**Entries shown**
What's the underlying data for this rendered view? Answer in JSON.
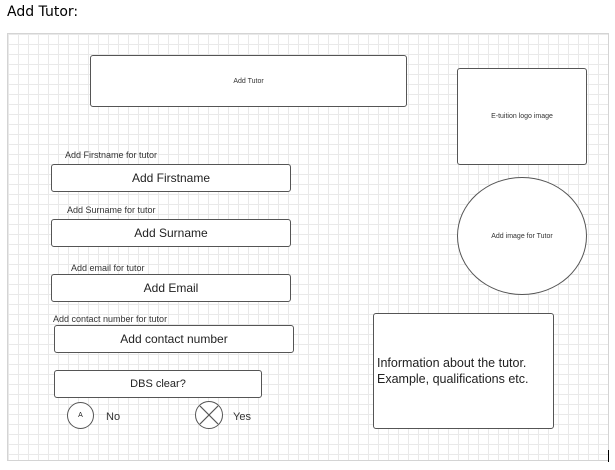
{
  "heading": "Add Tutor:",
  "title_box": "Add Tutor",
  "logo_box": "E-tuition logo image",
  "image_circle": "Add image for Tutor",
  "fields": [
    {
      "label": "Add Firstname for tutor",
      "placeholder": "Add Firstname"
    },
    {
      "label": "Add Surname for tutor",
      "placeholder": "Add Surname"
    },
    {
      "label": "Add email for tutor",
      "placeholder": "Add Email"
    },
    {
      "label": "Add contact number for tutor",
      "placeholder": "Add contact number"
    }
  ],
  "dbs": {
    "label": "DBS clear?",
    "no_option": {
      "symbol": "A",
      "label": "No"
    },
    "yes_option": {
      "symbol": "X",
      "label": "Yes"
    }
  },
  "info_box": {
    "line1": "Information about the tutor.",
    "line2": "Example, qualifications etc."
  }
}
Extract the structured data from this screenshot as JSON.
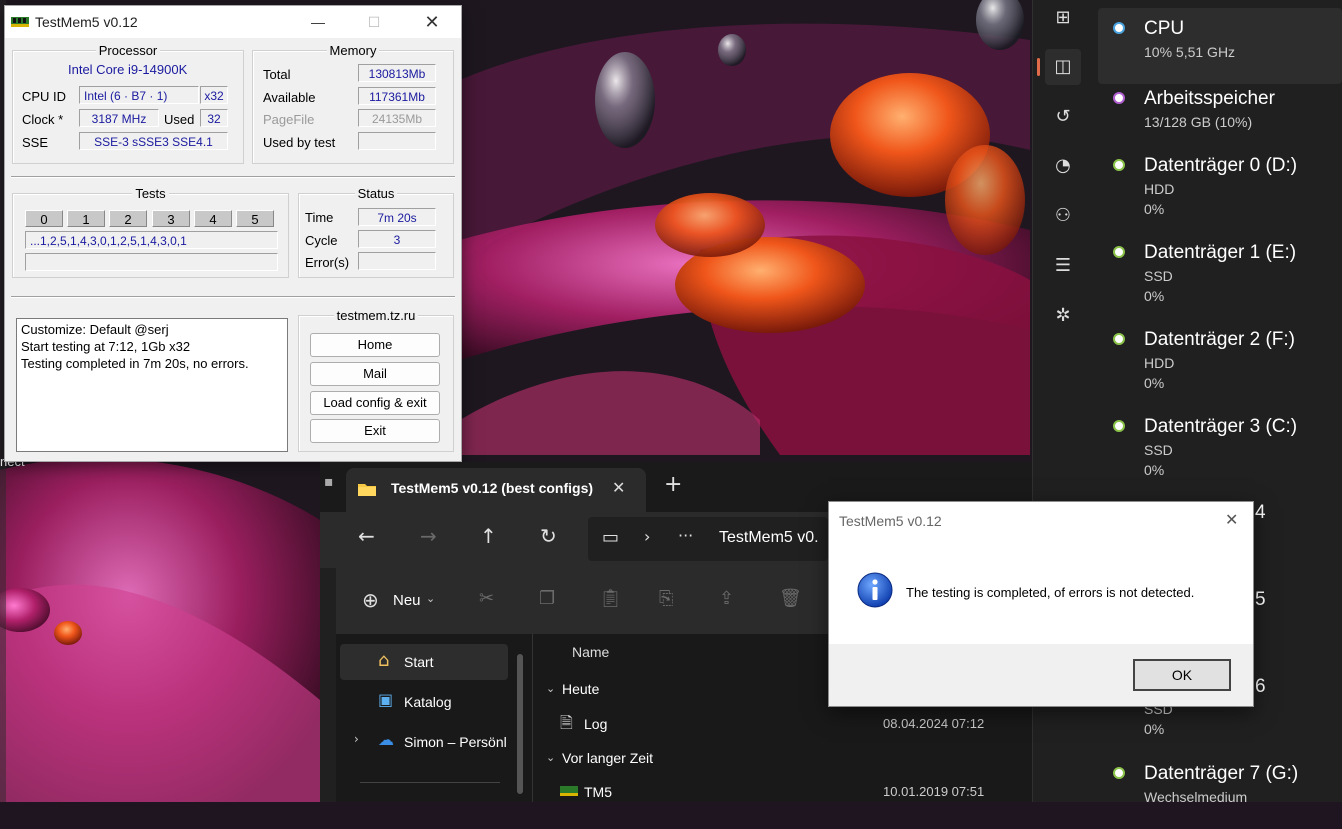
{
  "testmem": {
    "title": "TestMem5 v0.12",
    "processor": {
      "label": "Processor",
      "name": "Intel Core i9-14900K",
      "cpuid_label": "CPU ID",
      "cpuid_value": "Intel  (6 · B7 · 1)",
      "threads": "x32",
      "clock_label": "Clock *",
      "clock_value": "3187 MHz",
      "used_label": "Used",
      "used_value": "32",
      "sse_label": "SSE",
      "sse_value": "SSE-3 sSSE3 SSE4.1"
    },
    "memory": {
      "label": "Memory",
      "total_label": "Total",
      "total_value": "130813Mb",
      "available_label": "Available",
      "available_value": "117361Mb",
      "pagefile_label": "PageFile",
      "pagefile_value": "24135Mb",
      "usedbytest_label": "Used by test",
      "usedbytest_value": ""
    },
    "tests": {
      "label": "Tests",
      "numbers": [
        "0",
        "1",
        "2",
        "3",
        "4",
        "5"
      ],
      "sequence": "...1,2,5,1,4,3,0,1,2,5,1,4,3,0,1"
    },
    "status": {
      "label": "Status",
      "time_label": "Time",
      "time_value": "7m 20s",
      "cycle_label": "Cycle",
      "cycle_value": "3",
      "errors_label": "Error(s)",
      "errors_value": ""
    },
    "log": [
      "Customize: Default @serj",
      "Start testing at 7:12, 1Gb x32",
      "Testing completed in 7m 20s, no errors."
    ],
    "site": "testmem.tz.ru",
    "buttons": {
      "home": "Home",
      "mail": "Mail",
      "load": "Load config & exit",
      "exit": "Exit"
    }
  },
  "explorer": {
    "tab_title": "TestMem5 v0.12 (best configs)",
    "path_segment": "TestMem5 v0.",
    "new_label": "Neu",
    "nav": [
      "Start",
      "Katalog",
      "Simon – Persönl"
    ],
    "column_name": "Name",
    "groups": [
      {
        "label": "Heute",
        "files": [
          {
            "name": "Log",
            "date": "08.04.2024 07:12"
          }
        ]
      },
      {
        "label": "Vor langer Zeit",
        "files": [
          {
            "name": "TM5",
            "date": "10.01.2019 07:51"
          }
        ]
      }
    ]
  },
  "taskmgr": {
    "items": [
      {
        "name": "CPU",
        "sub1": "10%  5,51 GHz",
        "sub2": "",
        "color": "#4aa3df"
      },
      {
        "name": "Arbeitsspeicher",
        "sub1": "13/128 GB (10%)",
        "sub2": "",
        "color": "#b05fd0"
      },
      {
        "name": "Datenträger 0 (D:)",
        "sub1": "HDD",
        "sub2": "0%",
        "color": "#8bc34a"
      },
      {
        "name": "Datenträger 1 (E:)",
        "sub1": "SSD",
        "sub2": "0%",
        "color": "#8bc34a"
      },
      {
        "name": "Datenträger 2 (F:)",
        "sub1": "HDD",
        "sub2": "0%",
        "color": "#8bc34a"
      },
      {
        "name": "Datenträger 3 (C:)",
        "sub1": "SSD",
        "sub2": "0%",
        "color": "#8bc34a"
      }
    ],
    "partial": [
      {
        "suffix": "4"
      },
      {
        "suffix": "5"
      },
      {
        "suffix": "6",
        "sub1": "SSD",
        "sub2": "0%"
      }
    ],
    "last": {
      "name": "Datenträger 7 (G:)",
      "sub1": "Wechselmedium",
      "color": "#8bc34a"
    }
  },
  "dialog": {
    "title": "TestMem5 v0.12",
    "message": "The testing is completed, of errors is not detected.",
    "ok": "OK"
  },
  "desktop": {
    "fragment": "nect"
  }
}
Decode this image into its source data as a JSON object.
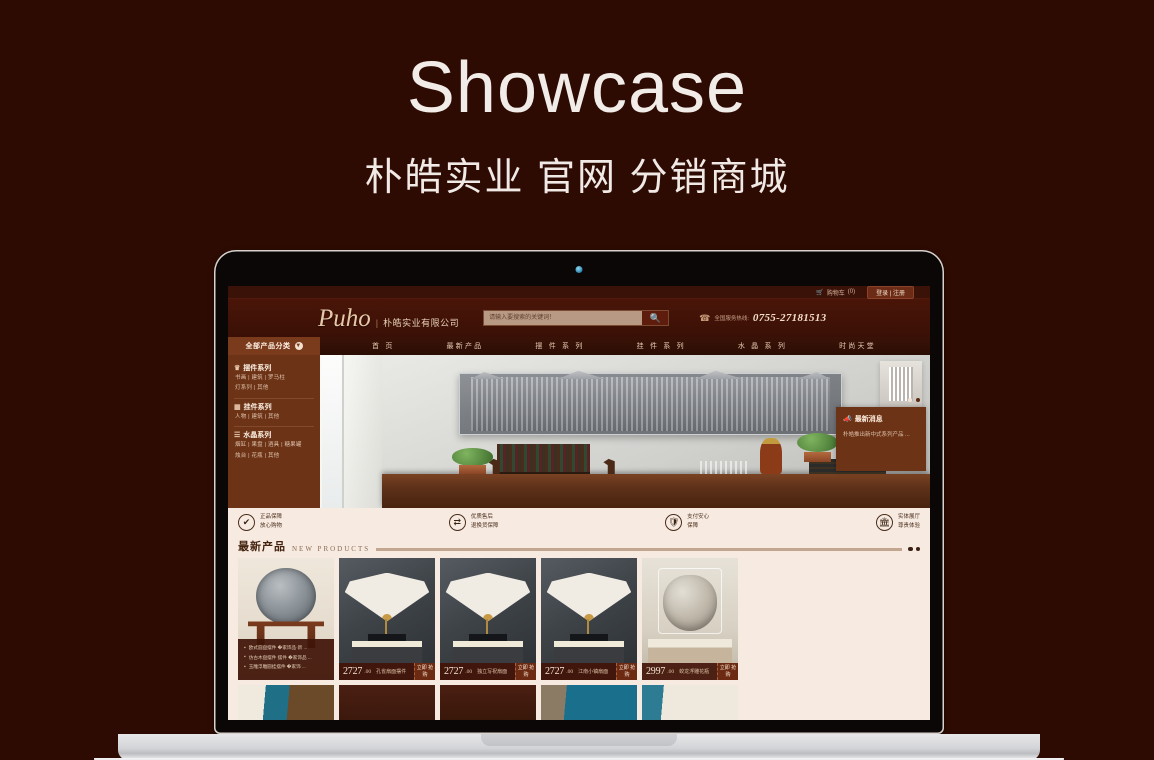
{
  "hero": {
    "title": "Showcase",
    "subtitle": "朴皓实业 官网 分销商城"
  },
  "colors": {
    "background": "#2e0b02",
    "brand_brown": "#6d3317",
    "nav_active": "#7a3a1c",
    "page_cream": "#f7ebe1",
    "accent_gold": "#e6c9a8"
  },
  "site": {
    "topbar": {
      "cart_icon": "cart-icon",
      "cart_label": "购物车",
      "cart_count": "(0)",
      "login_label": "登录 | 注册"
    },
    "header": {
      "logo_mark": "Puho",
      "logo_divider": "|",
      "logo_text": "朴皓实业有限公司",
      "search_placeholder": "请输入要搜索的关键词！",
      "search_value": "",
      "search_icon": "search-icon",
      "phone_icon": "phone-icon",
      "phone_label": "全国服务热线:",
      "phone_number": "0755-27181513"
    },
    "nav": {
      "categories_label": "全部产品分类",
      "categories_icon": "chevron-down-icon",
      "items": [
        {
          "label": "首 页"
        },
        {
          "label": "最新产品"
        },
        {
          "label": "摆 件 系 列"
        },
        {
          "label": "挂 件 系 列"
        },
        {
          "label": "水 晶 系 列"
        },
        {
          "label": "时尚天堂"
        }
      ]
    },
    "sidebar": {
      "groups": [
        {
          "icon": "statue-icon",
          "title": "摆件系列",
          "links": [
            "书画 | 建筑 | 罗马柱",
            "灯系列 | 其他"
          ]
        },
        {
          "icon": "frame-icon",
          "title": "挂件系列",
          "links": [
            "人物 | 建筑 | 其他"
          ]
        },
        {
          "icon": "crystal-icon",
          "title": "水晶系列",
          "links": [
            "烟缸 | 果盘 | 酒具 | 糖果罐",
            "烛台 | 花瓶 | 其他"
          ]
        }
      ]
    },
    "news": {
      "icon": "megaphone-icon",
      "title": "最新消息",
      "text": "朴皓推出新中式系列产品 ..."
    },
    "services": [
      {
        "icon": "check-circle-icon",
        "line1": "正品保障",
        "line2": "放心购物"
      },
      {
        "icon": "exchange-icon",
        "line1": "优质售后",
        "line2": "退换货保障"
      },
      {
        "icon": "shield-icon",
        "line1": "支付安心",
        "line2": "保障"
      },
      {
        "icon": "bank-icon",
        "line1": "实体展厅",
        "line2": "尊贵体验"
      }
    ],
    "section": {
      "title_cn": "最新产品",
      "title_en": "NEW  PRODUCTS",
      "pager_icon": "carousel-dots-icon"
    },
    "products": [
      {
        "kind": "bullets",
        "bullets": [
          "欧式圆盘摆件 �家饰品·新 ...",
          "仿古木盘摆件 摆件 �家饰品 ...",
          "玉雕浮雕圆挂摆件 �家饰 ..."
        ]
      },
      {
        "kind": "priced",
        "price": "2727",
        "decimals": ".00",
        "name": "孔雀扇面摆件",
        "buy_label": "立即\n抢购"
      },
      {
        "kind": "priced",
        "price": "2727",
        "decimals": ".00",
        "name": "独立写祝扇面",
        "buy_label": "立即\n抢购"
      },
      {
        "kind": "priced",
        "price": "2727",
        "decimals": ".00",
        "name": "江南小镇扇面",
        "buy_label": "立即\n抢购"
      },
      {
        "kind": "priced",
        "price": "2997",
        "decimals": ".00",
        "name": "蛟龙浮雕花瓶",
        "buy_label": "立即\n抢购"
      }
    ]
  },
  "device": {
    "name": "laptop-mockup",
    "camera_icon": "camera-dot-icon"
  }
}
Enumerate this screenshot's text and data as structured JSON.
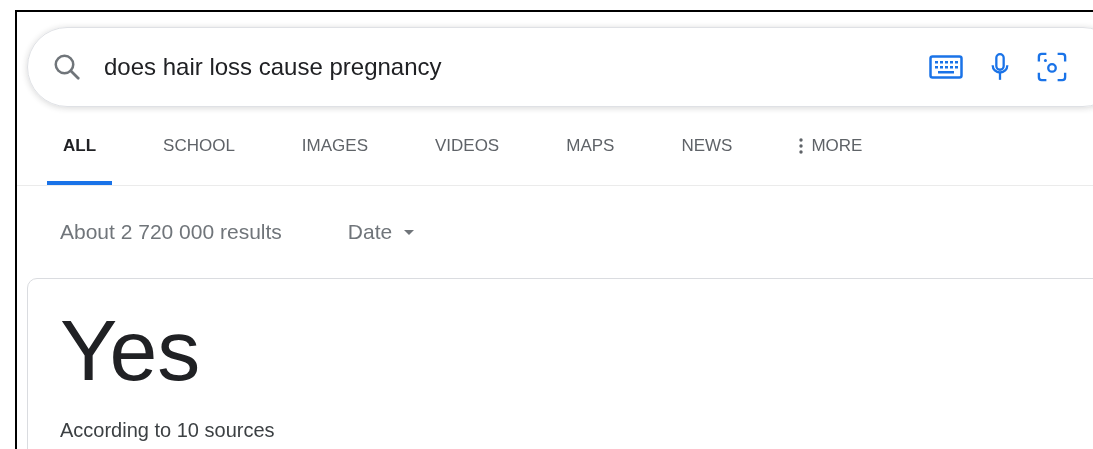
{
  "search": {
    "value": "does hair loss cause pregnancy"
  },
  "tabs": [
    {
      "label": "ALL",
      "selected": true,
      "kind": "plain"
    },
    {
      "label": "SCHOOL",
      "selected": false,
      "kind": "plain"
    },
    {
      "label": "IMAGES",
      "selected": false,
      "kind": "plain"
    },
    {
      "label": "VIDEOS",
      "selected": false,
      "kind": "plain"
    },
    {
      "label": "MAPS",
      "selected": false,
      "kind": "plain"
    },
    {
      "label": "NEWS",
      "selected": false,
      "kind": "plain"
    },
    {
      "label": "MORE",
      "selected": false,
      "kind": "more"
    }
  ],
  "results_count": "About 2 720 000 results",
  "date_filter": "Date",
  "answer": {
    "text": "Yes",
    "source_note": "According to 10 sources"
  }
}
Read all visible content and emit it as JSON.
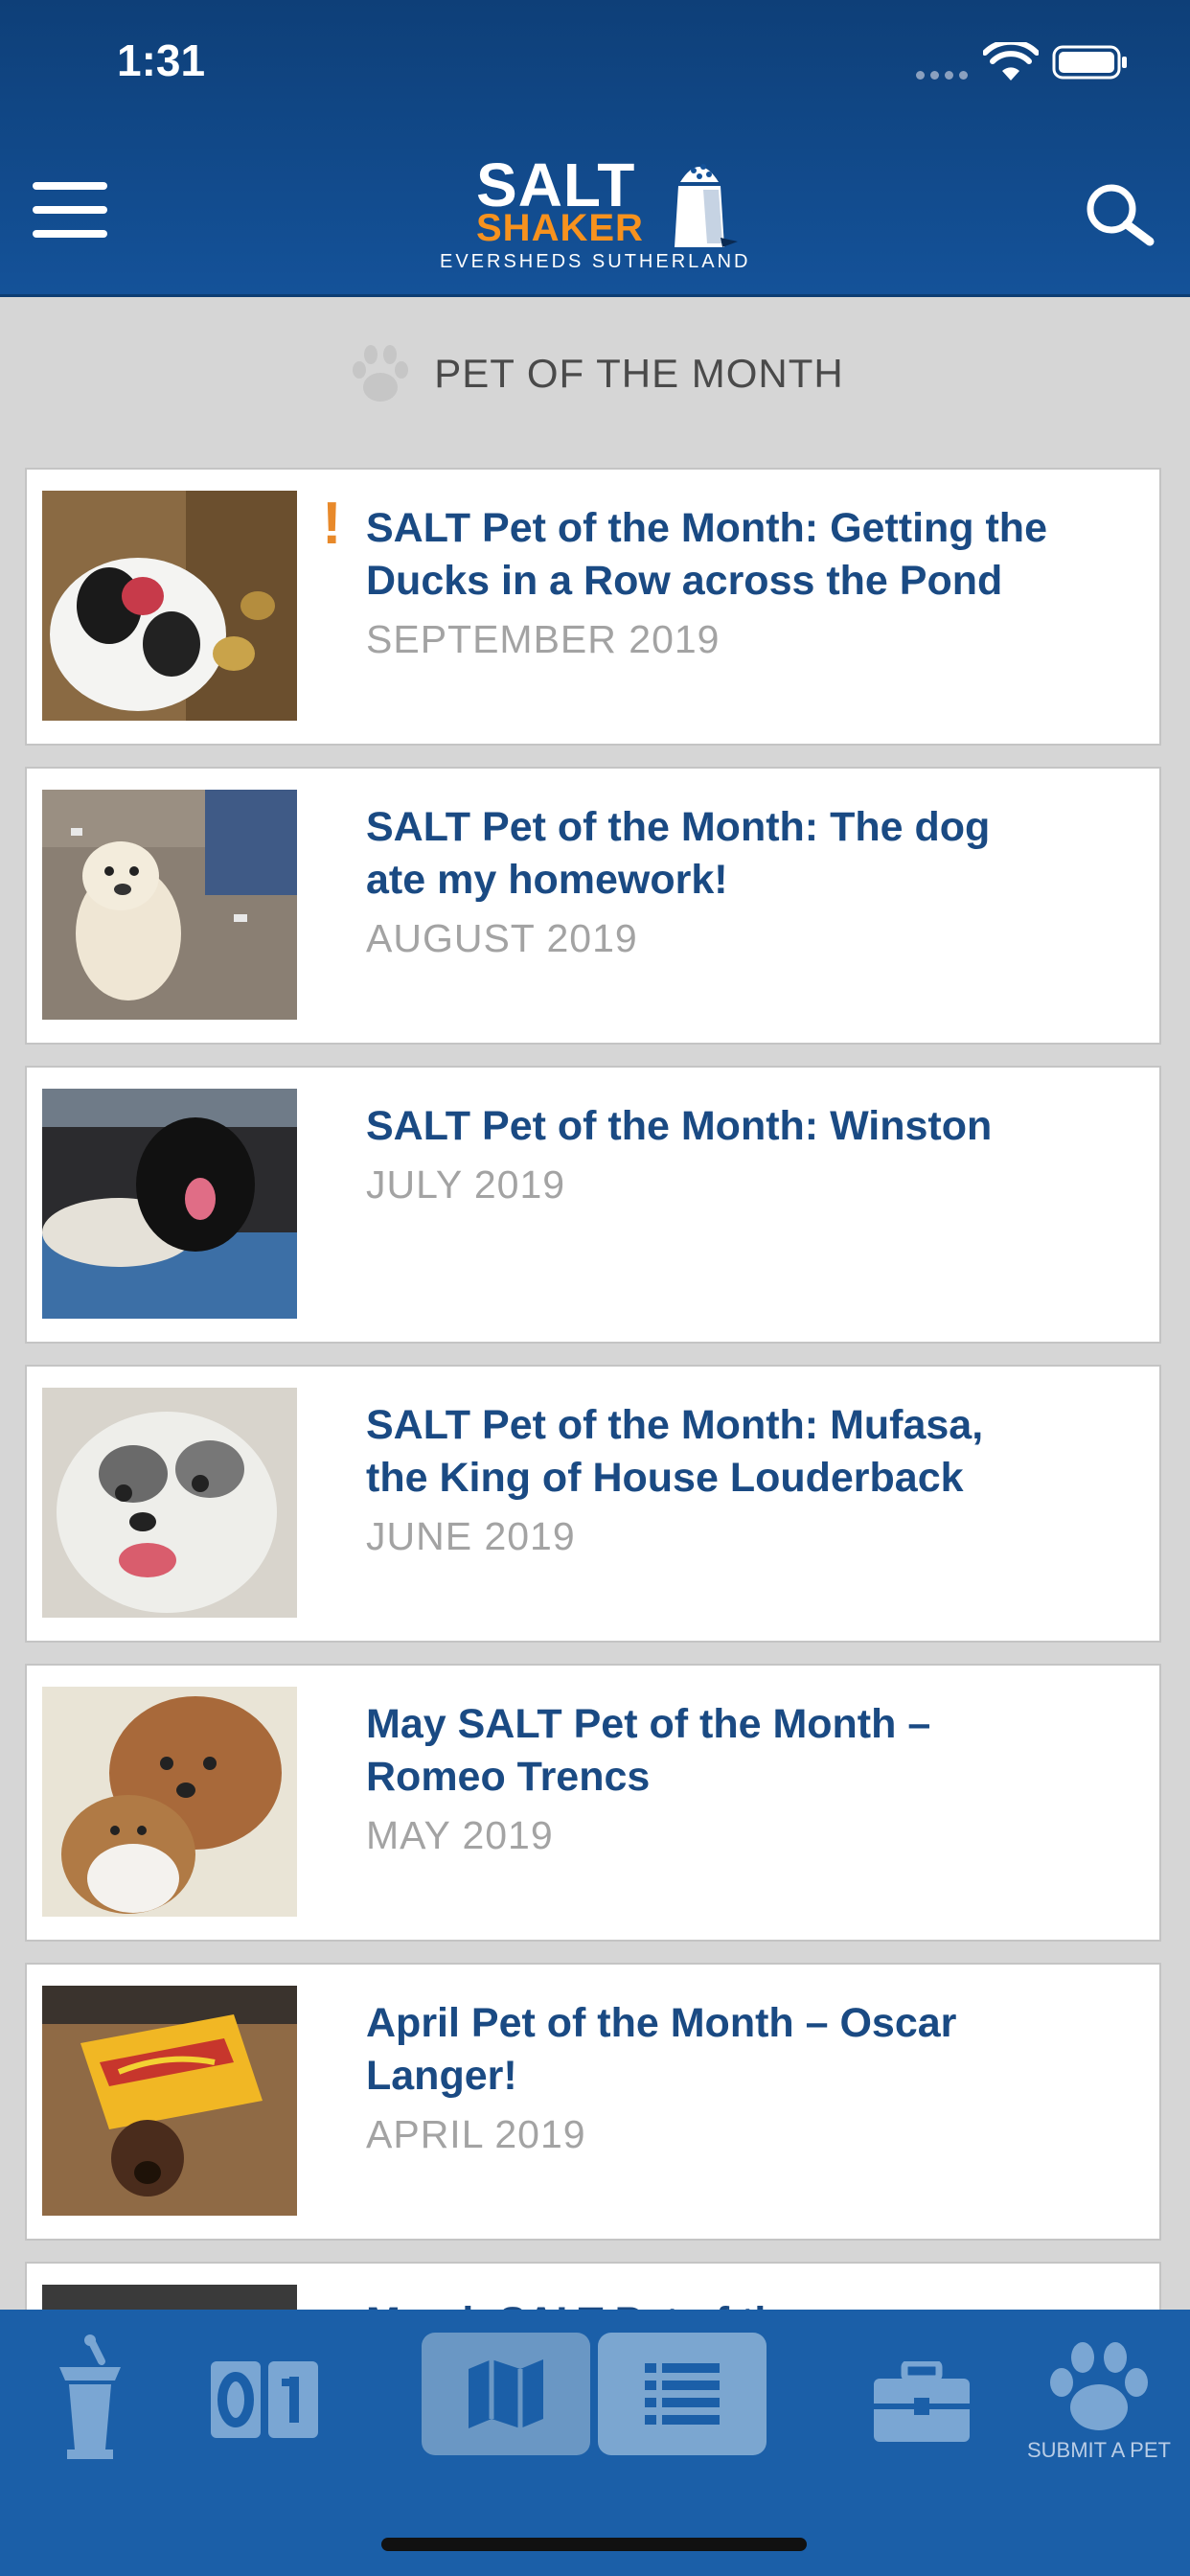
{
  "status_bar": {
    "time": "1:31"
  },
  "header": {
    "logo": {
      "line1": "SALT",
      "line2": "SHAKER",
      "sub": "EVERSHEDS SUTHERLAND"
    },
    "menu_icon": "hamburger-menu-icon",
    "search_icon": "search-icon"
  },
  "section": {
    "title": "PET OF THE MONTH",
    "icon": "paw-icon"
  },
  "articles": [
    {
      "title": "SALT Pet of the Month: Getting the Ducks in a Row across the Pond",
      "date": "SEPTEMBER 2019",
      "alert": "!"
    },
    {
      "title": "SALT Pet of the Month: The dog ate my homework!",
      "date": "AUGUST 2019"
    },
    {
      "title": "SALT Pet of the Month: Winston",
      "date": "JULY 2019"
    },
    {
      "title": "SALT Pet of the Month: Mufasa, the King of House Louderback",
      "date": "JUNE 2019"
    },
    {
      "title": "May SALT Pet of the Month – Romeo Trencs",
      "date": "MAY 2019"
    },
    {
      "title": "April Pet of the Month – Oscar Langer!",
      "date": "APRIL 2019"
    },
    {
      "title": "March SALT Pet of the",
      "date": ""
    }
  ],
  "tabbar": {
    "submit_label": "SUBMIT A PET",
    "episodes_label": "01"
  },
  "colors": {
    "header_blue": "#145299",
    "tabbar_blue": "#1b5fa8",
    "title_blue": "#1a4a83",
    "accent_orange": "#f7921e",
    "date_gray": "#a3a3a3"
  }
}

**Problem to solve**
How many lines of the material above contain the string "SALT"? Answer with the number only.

**Answer section**
7